Two Examples: Cultural Identitychanges• Sussman (2000) it happens in repatriation after aperiod of temporary immersion in a different culturalcontext.• Kim (1995, 2001) when people relocate on a long-term basis as immigrants or refugees.
The thesis: Cultural identity isClosely interwined with powerA person’s professional field may confer power andprivilege.
The Example: the professional field orthe organization give powerA surgeon may gain more automatic respect anddeference than a car salesperson.•The organization for whom a person works may alsoadd or detract from power and privilege;•A person who works for McKinsey Consulting, forinstance, may gain instant credibility when a personwho works for a small local company does not.
The thesis: Cultural Identity MayEvoke EmotionsPeople may have positive, negative, neutral, orambivalent feelings about components of their owncultural identity.•Sellers et al. (1998) people’s affective judgment oftheir race in terms of positive-negative valence iscalled ”regard“.•Ting-Toomey (1986) positive or negative feelingstoward one own cultural identity depends on theperception that the community has of that identity.
The thesis: Cultural Identity can beNegotiated through communicationGender and race, are visible in face-to-face meetings,many aspects are invisible, such as religion, class,and profession.In mediated communication, such as e-mail andphone calls, more components of cultural identity arehidden, unless a person intentionally reveals them.
The thesis: Cultural Identity can beNegotiated through communicationCultural identity involves three perceptions:(1)how one perceives one’s own cultural identity;(2)how others perceive it;(3) how one thinks that others perceive his or hercultural identity.This third aspect, called “private-public”, is important whenpeople negotiate cultural identity because they may bewrong about what others perceive.Misperceptions affect the negotiation process.
Teaching & Research in InterculturalBusiness CommunicationIn ConclusionApplications of the Model in-Teaching-Research
Applications in TeachingIn order to improve intercultural businesscommunication, training would be an efficient way toreflect on how cultural identity affects professional andpersonal communication.People can recognize the impact of culture on theirown behavior, interaction, and language.

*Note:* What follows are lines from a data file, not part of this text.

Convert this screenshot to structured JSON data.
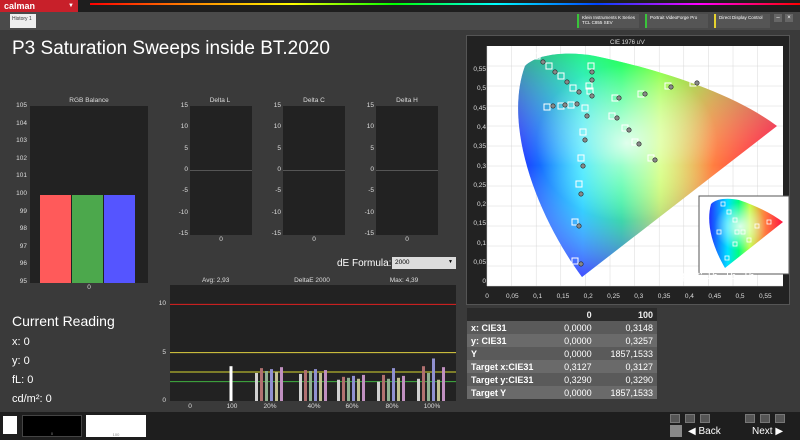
{
  "app": {
    "logo": "calman",
    "tab": "History 1"
  },
  "devices": [
    {
      "name": "Klein Instruments K Series",
      "sub": "TCL C855 SEV",
      "color": "#39c43a"
    },
    {
      "name": "Portrait VideoForge Pro",
      "sub": "",
      "color": "#39c43a"
    },
    {
      "name": "Direct Display Control",
      "sub": "",
      "color": "#e5d12e"
    }
  ],
  "title": "P3 Saturation Sweeps inside BT.2020",
  "rgb_balance": {
    "title": "RGB Balance",
    "yticks": [
      "105",
      "104",
      "103",
      "102",
      "101",
      "100",
      "99",
      "98",
      "97",
      "96",
      "95"
    ],
    "xlabel": "0",
    "bars": [
      {
        "name": "R",
        "value": 100,
        "color": "#ff5a5a"
      },
      {
        "name": "G",
        "value": 100,
        "color": "#4ca84c"
      },
      {
        "name": "B",
        "value": 100,
        "color": "#5555ff"
      }
    ]
  },
  "delta_charts": [
    {
      "title": "Delta L",
      "xlabel": "0"
    },
    {
      "title": "Delta C",
      "xlabel": "0"
    },
    {
      "title": "Delta H",
      "xlabel": "0"
    }
  ],
  "delta_yticks": [
    "15",
    "10",
    "5",
    "0",
    "-5",
    "-10",
    "-15"
  ],
  "de_formula": {
    "label": "dE Formula:",
    "value": "2000"
  },
  "de_chart": {
    "avg": "Avg: 2,93",
    "title": "DeltaE 2000",
    "max": "Max: 4,39",
    "yticks": [
      "10",
      "5",
      "0"
    ],
    "xticks": [
      "0",
      "100",
      "20%",
      "40%",
      "60%",
      "80%",
      "100%"
    ],
    "groups": [
      {
        "x": 0,
        "bars": []
      },
      {
        "x": 100,
        "bars": [
          3.6
        ]
      },
      {
        "x": 20,
        "bars": [
          2.9,
          3.4,
          3.1,
          3.3,
          3.0,
          3.5
        ]
      },
      {
        "x": 40,
        "bars": [
          2.8,
          3.2,
          3.1,
          3.3,
          2.9,
          3.2
        ]
      },
      {
        "x": 60,
        "bars": [
          2.2,
          2.5,
          2.4,
          2.6,
          2.3,
          2.7
        ]
      },
      {
        "x": 80,
        "bars": [
          2.0,
          2.7,
          2.3,
          3.4,
          2.4,
          2.6
        ]
      },
      {
        "x": 100,
        "bars": [
          2.3,
          3.6,
          2.9,
          4.4,
          2.2,
          3.5
        ]
      }
    ],
    "lines": [
      {
        "value": 10,
        "color": "#e02020"
      },
      {
        "value": 5,
        "color": "#e0d040"
      },
      {
        "value": 3,
        "color": "#d8d830"
      },
      {
        "value": 2,
        "color": "#40b040"
      }
    ]
  },
  "current_reading": {
    "title": "Current Reading",
    "lines": [
      "x: 0",
      "y: 0",
      "fL: 0",
      "cd/m²: 0"
    ]
  },
  "cie": {
    "title": "CIE 1976 u'v'",
    "xticks": [
      "0",
      "0,05",
      "0,1",
      "0,15",
      "0,2",
      "0,25",
      "0,3",
      "0,35",
      "0,4",
      "0,45",
      "0,5",
      "0,55"
    ],
    "yticks": [
      "0,55",
      "0,5",
      "0,45",
      "0,4",
      "0,35",
      "0,3",
      "0,25",
      "0,2",
      "0,15",
      "0,1",
      "0,05",
      "0"
    ],
    "triplet": "RGB Triplet: 16, 16, 16"
  },
  "readings_table": {
    "headers": [
      "",
      "0",
      "100"
    ],
    "rows": [
      {
        "label": "x: CIE31",
        "a": "0,0000",
        "b": "0,3148"
      },
      {
        "label": "y: CIE31",
        "a": "0,0000",
        "b": "0,3257"
      },
      {
        "label": "Y",
        "a": "0,0000",
        "b": "1857,1533"
      },
      {
        "label": "Target x:CIE31",
        "a": "0,3127",
        "b": "0,3127"
      },
      {
        "label": "Target y:CIE31",
        "a": "0,3290",
        "b": "0,3290"
      },
      {
        "label": "Target Y",
        "a": "0,0000",
        "b": "1857,1533"
      }
    ]
  },
  "swatches": [
    {
      "label": "0",
      "color": "#000000"
    },
    {
      "label": "100",
      "color": "#ffffff"
    }
  ],
  "nav": {
    "back": "Back",
    "next": "Next"
  }
}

Applications in ResearchApplications in research look forward to:•Understanding the impact of the corporate culture onindividual cultural identity;•Studying the case of «convergence» as the ability toadopt others’ cultural systems in intercultural contexts;•Investigate the phenomenon of «interculture», alsoknown as «third culture».
ConclusionsIn my opinion Cultural Identity is every day moreglobalized.•Each community has its specific identity but is part of abigger and more complex collectivity.•Also Business Communication is strictly linked to the waypeople consider other cultures.The more people know about the cultures of others, themore open-minded, tolerant and global they become.“Lets simply imagine Culture as a pair of glasses, throughwhich we see life.” [cit.]
Thanks for your attentionJulian Iulianoiulianojulian@gmail.comwww.julianiuliano.tk@iulianojulian